Sunday, January 10, 2010

WI Presentation Examines Sex Offender Myths Presentation Examines Sex Offender Myths.

The message from a panel of people who work closely with sex offenders was clear on Saturday — education is key in dispelling myths about sex offenders and helping them reintegrate into society after release from prison.

"Education is the most important aspect for the public and politicians," said Sue Kelly-Kohlman of the Prison Aftercare Network. "We the general public can learn the facts and make better, safer decisions for our community."

Panel members focused on seven myths they said are often perpetuated in the public, including that most sex offenders are prone to offend again, that sex offense rates are on the rise, that treatment for sex offenders does not work and that residency restriction laws reduce offenses.

"Community concerns are valid and should not be overlooked," said Bob Van Domelen, executive director of Broken Yoke Ministries. "But if we're using the argument of recidivism as a reason for legislation, then we have to take a closer look at the numbers."
A study by the Bureau of Justice Statistics of released prisoners in 2003 shows reconviction rates for new sex offenses were between 3 percent and 4 percent. An earlier study by the same agency concluded that about 86 percent of reported assaults are by family members or acquaintances, not strangers.

Misconceptions about recidivism may have led to the residency restrictions favored by many communities, but there's no proof those laws work, Neuman said. Noncompliance rates among released sex offenders for the statewide registry have grown in Green Bay since the city enacted that law in 2006.

The Department of Corrections relies on four factors to successfully transition released offenders: residence, employment or education, treatment and positive support.
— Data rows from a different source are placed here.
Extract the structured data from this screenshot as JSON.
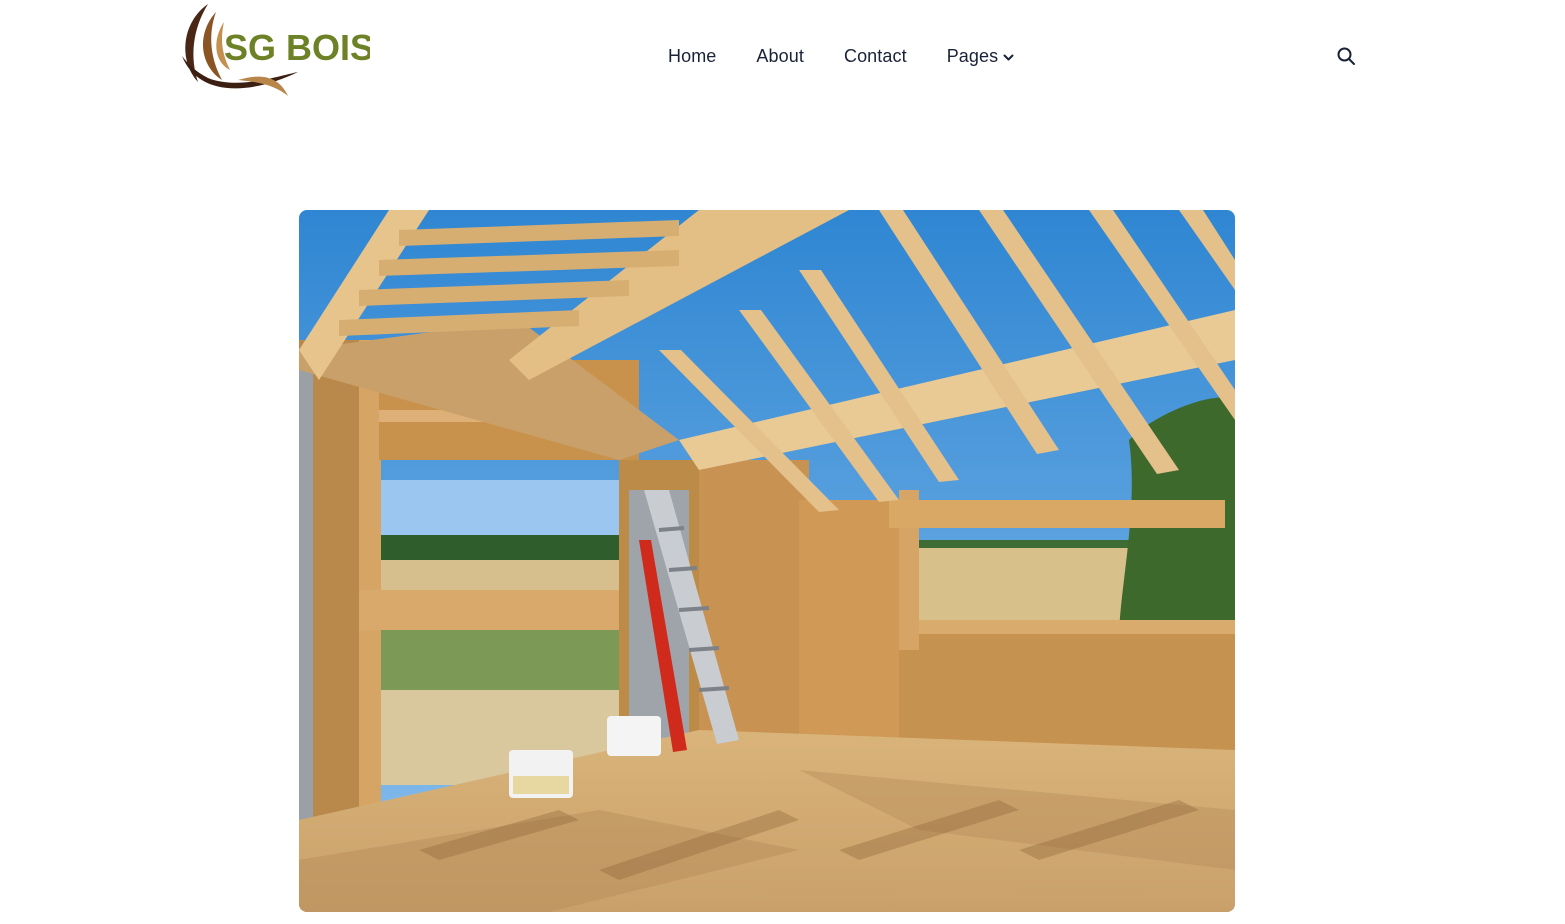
{
  "brand": {
    "name": "SG BOIS",
    "colors": {
      "text_green": "#6d8127",
      "swoosh_dark": "#3b1f12",
      "swoosh_mid": "#7a4a22",
      "swoosh_light": "#b8864b"
    }
  },
  "nav": {
    "items": [
      {
        "label": "Home"
      },
      {
        "label": "About"
      },
      {
        "label": "Contact"
      },
      {
        "label": "Pages",
        "has_dropdown": true,
        "icon": "chevron-down-icon"
      }
    ]
  },
  "header_actions": {
    "search_icon": "search-icon"
  },
  "hero": {
    "subject": "timber frame house under construction with open roof rafters, ladder, paint buckets, fields and trees outside",
    "colors": {
      "sky": "#3a8ed4",
      "wood": "#e2b878",
      "osb": "#c9964f",
      "field": "#d8c08a"
    }
  }
}
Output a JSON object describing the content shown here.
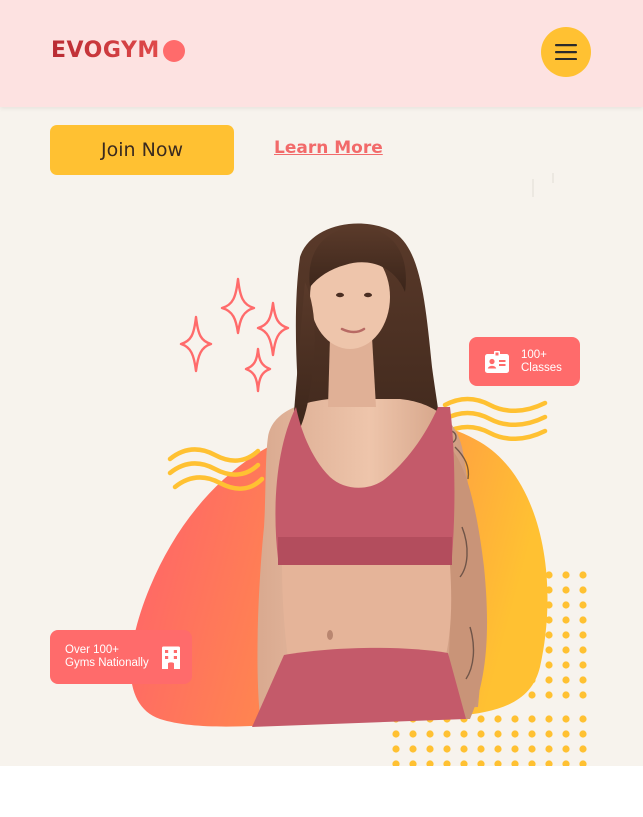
{
  "navbar": {
    "logo_text": "EVOGYM",
    "menu_icon": "hamburger-menu-icon",
    "colors": {
      "background": "#fde2e1",
      "menu_button": "#ffc132",
      "logo": "#c8323a",
      "logo_dot": "#ff6b6b"
    }
  },
  "hero": {
    "join_button_label": "Join Now",
    "learn_more_label": "Learn More",
    "image": "woman-in-pink-sports-bra-photo",
    "badges": {
      "classes": {
        "icon": "id-card-icon",
        "line1": "100+",
        "line2": "Classes"
      },
      "gyms": {
        "icon": "building-icon",
        "line1": "Over 100+",
        "line2": "Gyms Nationally"
      }
    },
    "colors": {
      "background": "#f7f3ed",
      "primary": "#ffc132",
      "accent": "#ff6b6b",
      "link": "#f26a6a"
    }
  }
}
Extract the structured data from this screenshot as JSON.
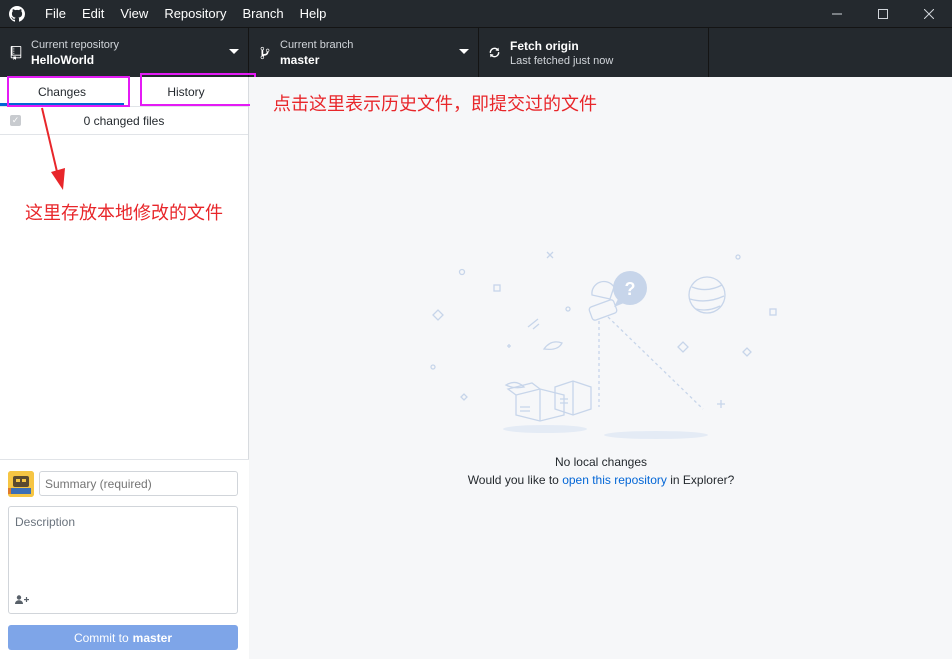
{
  "menu": {
    "items": [
      "File",
      "Edit",
      "View",
      "Repository",
      "Branch",
      "Help"
    ]
  },
  "window_controls": {
    "minimize": "—",
    "maximize": "☐",
    "close": "✕"
  },
  "toolbar": {
    "repo_label": "Current repository",
    "repo_value": "HelloWorld",
    "branch_label": "Current branch",
    "branch_value": "master",
    "fetch_title": "Fetch origin",
    "fetch_sub": "Last fetched just now"
  },
  "sidebar": {
    "tabs": [
      "Changes",
      "History"
    ],
    "active_tab": "Changes",
    "changed_files": "0 changed files",
    "summary_placeholder": "Summary (required)",
    "description_placeholder": "Description",
    "commit_prefix": "Commit to",
    "commit_branch": "master"
  },
  "main": {
    "empty_title": "No local changes",
    "empty_sub_before": "Would you like to ",
    "empty_sub_link": "open this repository",
    "empty_sub_after": " in Explorer?"
  },
  "annotations": {
    "history_note": "点击这里表示历史文件，即提交过的文件",
    "changes_note": "这里存放本地修改的文件",
    "annotation_color": "#e8262a",
    "highlight_color": "#e41bf5"
  },
  "colors": {
    "titlebar": "#24292e",
    "accent": "#0366d6",
    "commit_button": "#7ea5e8"
  }
}
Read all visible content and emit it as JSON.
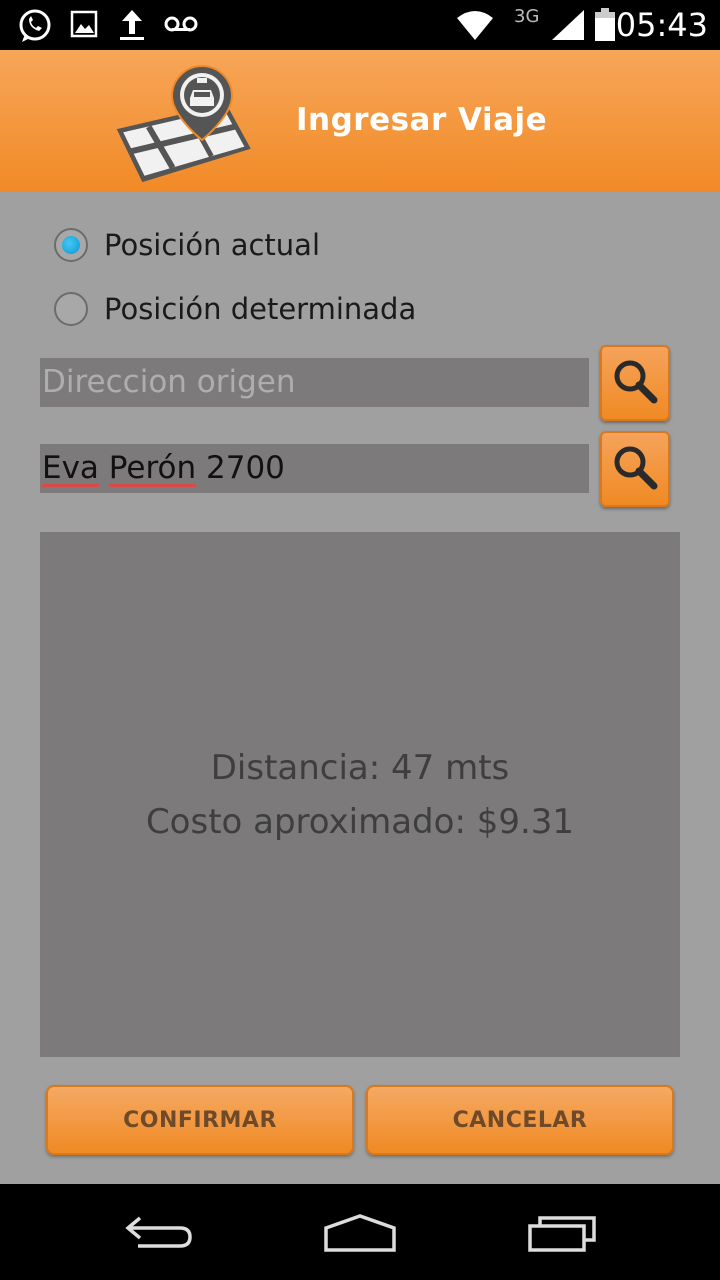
{
  "status_bar": {
    "time": "05:43",
    "network_label": "3G",
    "icons": [
      "whatsapp-icon",
      "image-icon",
      "upload-icon",
      "voicemail-icon",
      "wifi-icon",
      "signal-icon",
      "battery-icon"
    ]
  },
  "header": {
    "title": "Ingresar Viaje",
    "logo": "taxi-map-pin-logo"
  },
  "location_options": {
    "current_label": "Posición actual",
    "specific_label": "Posición determinada",
    "selected": "current"
  },
  "origin": {
    "placeholder": "Direccion origen",
    "value": ""
  },
  "destination": {
    "value_words": [
      "Eva",
      " ",
      "Perón",
      " 2700"
    ]
  },
  "trip_info": {
    "distance_text": "Distancia: 47 mts",
    "cost_text": "Costo aproximado: $9.31"
  },
  "actions": {
    "confirm_label": "CONFIRMAR",
    "cancel_label": "CANCELAR"
  },
  "nav_bar": {
    "icons": [
      "back-icon",
      "home-icon",
      "recents-icon"
    ]
  },
  "colors": {
    "accent_orange": "#f18a26",
    "content_bg": "#a0a0a0",
    "field_bg": "#7c7a7b",
    "radio_selected": "#0a97d4"
  }
}
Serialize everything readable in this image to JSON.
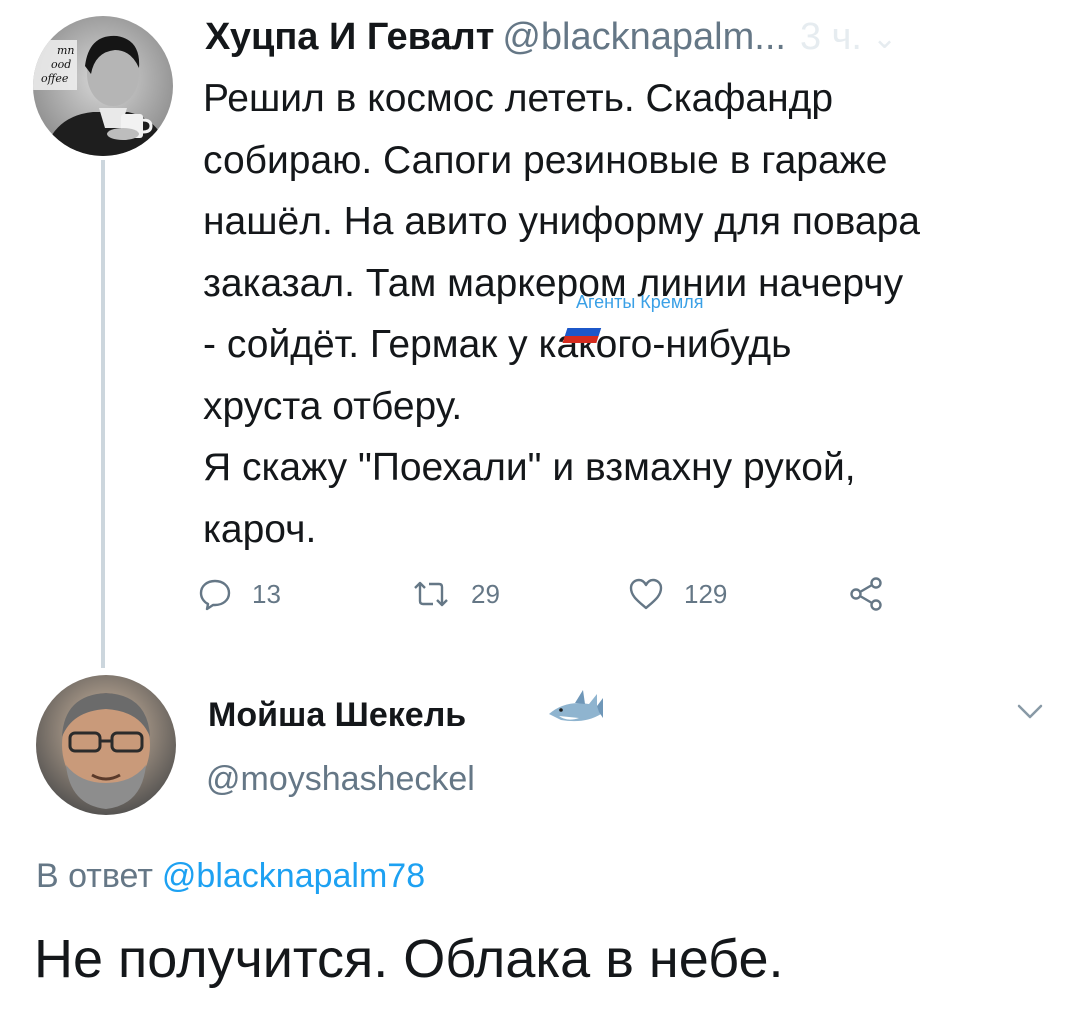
{
  "tweet1": {
    "author_name": "Хуцпа И Гевалт",
    "author_handle": "@blacknapalm...",
    "timestamp": "3 ч.",
    "text_lines": [
      "Решил в космос лететь. Скафандр",
      "собираю. Сапоги резиновые в гараже",
      "нашёл. На авито униформу для повара",
      "заказал. Там маркером линии начерчу",
      "- сойдёт. Гермак у какого-нибудь",
      "хруста отберу.",
      "Я скажу \"Поехали\" и взмахну рукой,",
      "кароч."
    ],
    "overlay_label": "Агенты Кремля",
    "avatar_text": [
      "mn",
      "ood",
      "offee"
    ],
    "actions": {
      "reply_count": "13",
      "retweet_count": "29",
      "like_count": "129"
    }
  },
  "tweet2": {
    "author_name": "Мойша Шекель",
    "author_handle": "@moyshasheckel",
    "reply_prefix": "В ответ",
    "reply_mention": "@blacknapalm78",
    "text": "Не получится. Облака в небе."
  },
  "colors": {
    "primary_text": "#14171a",
    "secondary_text": "#657786",
    "link": "#1da1f2",
    "thread_line": "#ccd6dd"
  },
  "icons": {
    "reply": "speech-bubble-icon",
    "retweet": "retweet-arrows-icon",
    "like": "heart-outline-icon",
    "share": "share-nodes-icon",
    "flag": "russian-flag-emoji",
    "shark": "shark-emoji",
    "caret": "chevron-down-icon"
  }
}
Residency restrictions effectively "have removed all four of those," Neuman said.